We could speculate all we want about why that would be. We could guess that the manner in which Bison running back Bruce Anderson was injured when the teams met on Oct. 15 had something to do with it. We could spitball and say that some SDSU Twitter activity seemed odd following that narrow 19-17 Jackrabbit victory. Maybe Klieman isn't even aware of such things. Don't know. We could reckon a lot of things that Klieman will neither confirm nor deny.

Maybe running back King Frazier allowed a little glimpse inside the bubble with this comment:

"I'm not a big fan of SDSU at all. I'm pretty sure my brothers aren't either," he said. "I just felt like we came out with a chip on our shoulder with something to prove. That first game isn't really how we should've performed. And we came out and did our thing today."

That "thing" was, and stop me if you've heard this before, a punishing ground game and a vicious defense that pummeled the Jackrabbits into meek submission. NDSU won 36-10 and, save for a Three Stooges end to the first half and a bad interception to start the second, could've been much worse.

Motivation is one thing, but execution is another. The Bison did that like they always seem to come December, dialing up the intensity and speed with which they play. NDSU's offense ran, ran and ran some more against the Jackrabbits to the tune of 302 yards. They possessed the ball for a remarkable 41 minutes and ran 73 plays to SDSU's 39.

And when the Jackrabbits' talented trio of quarterback Taryn Christion, Dallas Goedert and Jake Wieneke were on the field, it didn't go quite like it did in October. That's when SDSU piled up 523 total yards. Christion ran wild for 141 and threw to Goedert and Wieneke like they were playing in the backyard. Goedert had 11 catches for 150 yards.
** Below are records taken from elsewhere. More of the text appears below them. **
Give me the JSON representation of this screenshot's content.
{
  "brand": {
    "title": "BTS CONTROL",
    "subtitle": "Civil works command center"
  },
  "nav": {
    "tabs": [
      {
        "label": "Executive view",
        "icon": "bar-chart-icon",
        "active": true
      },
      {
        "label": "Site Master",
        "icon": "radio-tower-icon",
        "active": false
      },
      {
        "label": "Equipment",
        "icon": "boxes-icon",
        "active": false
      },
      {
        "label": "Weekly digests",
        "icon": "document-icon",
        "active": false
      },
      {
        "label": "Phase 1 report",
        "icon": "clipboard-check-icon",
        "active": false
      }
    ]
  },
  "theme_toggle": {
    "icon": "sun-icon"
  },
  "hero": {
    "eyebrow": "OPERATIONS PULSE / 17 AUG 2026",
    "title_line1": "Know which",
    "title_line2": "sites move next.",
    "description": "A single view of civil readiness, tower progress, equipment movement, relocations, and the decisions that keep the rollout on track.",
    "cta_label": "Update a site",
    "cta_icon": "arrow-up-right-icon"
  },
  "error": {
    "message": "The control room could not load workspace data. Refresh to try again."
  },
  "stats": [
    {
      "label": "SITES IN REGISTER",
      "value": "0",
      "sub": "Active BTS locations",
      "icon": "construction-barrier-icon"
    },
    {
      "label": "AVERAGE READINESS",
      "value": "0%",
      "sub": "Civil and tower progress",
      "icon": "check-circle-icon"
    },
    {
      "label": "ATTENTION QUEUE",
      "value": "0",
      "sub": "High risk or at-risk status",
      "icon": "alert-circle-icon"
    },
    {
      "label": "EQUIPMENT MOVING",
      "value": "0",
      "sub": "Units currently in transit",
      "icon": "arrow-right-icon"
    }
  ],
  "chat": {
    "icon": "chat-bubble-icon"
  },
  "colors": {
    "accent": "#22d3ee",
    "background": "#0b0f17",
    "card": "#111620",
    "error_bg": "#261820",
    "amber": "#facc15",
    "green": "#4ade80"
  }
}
Wieneke had six for 108.

This time? Not even close. After getting 146 yards and 10 points on their first two drives, they totaled 46 yards and no points the rest of the way.

This wasn't defense. It was a life sentence with no chance of parole.

SDSU coach John Stiegelmeier said NDSU's best defense was its offense and that is true to a point. The Jackrabbits offense was rarely on the field after the first quarter. But that is not giving enough credit to NDSU's defensive players or scheme. Christion never got free with his legs and, because of sacks, finished with minus-16 yards rushing. Goedert and Wieneke made plays early, but disappeared in the second half.

Instead it was Greg Menard, Tre Dempsey, Grant Morgan and Caleb Butler standing out when the Jackrabbit offense was on the field.

This is how different things were this time. Because of injuries, Butler was forced to play some fullback last time the teams played. In the rematch, Butler had back-to-back sacks of Christion in the fourth quarter that provided the defense's exclamation point.

"Our d-line played tremendous. Four-man pressure, they were hassling him all day," Dempsey said. "You could see that he was frustrated. Then when we did bring pressure, he was throwing the ball into the ground. We got after him, man."

During last year's playoff run, the Bison defense shut down four teams known for their offensive firepower. Through two games this year, the pattern is established again.

Next up is James Madison, the champions of the Colonial Athletic Association averaging 50 points and 532 yards a game. The Dukes hung 65 points on Sam Houston State to reach the semifinals.

Without whatever motivation SDSU provided, the Bison will have to dial up the defense again.